Dataset content ::
━━━

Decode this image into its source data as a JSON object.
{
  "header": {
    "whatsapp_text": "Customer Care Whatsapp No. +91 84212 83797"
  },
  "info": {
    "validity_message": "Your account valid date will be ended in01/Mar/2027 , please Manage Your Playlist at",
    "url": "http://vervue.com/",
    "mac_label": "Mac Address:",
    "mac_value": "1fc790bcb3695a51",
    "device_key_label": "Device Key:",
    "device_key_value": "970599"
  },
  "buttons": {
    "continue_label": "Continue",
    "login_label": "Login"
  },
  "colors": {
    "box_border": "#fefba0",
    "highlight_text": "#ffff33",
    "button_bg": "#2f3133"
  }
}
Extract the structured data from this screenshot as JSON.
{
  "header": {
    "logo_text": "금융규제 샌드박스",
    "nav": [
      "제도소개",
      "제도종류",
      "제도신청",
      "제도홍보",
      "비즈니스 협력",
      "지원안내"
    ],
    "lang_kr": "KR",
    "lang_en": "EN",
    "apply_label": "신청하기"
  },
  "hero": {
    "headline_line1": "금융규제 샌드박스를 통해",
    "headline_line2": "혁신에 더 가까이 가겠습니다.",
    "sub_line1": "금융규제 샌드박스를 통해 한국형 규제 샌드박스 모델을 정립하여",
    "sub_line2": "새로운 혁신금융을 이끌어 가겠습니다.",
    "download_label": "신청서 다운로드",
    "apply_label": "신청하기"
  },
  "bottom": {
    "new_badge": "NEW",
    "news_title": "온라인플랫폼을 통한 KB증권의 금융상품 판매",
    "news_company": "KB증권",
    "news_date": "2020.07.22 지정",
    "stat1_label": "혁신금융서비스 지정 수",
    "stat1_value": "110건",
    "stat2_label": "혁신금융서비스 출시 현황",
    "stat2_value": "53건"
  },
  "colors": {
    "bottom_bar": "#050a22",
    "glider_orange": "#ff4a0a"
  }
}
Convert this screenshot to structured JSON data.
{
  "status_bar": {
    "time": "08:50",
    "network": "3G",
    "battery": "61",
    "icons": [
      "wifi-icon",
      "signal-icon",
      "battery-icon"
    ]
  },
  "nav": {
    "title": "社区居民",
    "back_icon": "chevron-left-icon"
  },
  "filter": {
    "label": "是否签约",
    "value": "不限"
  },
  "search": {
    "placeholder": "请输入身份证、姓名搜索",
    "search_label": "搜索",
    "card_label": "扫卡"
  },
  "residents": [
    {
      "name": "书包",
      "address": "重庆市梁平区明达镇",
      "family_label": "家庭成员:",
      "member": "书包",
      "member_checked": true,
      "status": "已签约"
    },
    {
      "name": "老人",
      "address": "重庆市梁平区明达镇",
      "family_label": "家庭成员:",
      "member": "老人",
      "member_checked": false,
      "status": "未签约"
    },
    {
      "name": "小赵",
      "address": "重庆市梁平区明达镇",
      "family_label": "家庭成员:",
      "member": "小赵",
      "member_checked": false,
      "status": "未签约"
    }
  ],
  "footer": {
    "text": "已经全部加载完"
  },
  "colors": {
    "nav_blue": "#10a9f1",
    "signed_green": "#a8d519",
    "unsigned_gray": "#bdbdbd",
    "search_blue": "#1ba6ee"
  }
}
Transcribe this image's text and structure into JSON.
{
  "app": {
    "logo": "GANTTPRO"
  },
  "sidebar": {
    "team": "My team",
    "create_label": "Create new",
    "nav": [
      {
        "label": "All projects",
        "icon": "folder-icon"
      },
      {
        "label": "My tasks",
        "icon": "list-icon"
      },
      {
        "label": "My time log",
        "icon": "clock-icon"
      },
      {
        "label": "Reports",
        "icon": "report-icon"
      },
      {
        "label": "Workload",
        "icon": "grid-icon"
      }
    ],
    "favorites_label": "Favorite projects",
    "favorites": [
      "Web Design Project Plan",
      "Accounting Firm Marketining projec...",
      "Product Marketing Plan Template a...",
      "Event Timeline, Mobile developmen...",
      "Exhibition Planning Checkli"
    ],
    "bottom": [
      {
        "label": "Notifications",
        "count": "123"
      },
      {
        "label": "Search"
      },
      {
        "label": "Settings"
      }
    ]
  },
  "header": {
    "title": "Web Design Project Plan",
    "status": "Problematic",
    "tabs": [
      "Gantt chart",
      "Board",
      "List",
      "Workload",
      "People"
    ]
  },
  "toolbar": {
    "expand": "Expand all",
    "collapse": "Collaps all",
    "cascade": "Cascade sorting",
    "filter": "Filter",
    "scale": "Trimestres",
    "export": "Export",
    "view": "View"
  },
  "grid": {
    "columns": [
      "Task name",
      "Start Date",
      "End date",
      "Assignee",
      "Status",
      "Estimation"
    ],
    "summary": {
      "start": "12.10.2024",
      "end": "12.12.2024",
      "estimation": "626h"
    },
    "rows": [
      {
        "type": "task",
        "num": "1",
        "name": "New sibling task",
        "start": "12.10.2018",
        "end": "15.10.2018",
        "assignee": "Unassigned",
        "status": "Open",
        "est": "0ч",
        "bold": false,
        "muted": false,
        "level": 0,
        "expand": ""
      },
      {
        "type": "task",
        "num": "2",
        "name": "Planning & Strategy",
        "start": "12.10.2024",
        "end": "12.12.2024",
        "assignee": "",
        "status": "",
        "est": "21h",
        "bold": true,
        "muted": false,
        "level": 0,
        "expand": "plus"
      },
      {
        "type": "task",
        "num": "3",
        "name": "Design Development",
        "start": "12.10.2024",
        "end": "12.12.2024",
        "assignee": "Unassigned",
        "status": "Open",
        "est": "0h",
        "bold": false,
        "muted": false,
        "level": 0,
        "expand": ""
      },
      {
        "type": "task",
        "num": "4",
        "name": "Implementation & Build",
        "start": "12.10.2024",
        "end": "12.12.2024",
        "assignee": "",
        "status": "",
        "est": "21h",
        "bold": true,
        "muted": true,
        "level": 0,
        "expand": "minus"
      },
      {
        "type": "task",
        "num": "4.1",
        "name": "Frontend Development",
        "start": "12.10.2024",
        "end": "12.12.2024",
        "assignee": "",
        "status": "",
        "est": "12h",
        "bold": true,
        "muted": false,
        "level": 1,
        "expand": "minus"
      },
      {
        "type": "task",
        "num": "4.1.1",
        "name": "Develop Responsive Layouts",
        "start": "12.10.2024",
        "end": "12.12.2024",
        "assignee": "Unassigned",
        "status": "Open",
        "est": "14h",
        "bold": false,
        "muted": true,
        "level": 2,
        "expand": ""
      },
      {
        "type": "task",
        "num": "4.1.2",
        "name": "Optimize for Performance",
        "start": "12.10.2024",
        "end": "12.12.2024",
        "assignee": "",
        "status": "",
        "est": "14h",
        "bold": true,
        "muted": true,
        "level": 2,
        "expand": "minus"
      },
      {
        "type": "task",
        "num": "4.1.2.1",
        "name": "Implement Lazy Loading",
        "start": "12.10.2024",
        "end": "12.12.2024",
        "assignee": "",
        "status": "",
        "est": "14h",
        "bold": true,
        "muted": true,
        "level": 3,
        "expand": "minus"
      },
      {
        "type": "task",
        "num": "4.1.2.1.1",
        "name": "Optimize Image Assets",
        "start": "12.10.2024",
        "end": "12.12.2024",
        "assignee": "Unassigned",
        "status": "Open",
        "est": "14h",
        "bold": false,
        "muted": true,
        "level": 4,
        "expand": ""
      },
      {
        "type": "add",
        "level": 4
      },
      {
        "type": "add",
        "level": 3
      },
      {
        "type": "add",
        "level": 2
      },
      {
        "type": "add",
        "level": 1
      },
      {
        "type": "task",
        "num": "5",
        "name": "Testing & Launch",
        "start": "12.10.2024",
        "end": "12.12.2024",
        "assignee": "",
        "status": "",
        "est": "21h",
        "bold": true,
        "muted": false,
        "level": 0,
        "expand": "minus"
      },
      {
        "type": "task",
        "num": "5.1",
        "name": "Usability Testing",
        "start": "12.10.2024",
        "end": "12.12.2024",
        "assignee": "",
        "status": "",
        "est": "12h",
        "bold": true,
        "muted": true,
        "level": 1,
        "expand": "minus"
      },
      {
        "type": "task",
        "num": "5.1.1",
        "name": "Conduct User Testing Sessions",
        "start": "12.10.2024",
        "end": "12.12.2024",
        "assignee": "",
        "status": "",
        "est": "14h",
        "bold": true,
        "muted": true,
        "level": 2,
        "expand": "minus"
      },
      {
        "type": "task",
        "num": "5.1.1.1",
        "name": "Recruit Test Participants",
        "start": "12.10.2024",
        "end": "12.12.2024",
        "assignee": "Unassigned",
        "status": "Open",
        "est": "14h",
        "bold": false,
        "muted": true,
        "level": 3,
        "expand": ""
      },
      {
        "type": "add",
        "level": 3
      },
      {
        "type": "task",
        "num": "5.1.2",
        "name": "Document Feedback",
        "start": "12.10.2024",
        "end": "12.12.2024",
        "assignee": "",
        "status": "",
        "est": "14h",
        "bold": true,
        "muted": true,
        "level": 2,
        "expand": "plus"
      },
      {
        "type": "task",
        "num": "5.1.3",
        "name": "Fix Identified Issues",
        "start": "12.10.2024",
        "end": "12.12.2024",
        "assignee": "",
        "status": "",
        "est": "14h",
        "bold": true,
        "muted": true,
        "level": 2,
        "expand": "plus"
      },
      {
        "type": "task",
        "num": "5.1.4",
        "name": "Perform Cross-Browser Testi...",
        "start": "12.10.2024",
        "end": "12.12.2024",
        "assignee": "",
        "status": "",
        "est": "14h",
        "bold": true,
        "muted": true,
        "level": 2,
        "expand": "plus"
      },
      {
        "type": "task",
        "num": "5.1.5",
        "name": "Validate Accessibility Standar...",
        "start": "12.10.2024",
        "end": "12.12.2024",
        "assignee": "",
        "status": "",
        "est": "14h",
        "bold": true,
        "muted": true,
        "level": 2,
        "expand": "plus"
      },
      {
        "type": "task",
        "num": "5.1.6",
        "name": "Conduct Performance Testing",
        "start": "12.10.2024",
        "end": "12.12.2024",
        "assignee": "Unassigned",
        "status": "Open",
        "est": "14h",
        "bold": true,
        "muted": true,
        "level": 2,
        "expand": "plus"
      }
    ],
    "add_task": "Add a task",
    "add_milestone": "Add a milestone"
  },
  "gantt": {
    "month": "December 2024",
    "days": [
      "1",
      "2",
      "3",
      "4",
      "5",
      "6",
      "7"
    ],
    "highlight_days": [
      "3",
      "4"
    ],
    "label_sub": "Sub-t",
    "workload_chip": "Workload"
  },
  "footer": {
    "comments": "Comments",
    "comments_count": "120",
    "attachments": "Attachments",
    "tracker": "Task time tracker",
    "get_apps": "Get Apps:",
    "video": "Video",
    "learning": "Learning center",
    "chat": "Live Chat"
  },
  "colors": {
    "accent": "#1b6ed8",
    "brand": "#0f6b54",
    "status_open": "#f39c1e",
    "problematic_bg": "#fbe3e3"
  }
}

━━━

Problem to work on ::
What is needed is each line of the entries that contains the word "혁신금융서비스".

Exercise response ::
    "stat1_label": "혁신금융서비스 지정 수",
    "stat2_label": "혁신금융서비스 출시 현황",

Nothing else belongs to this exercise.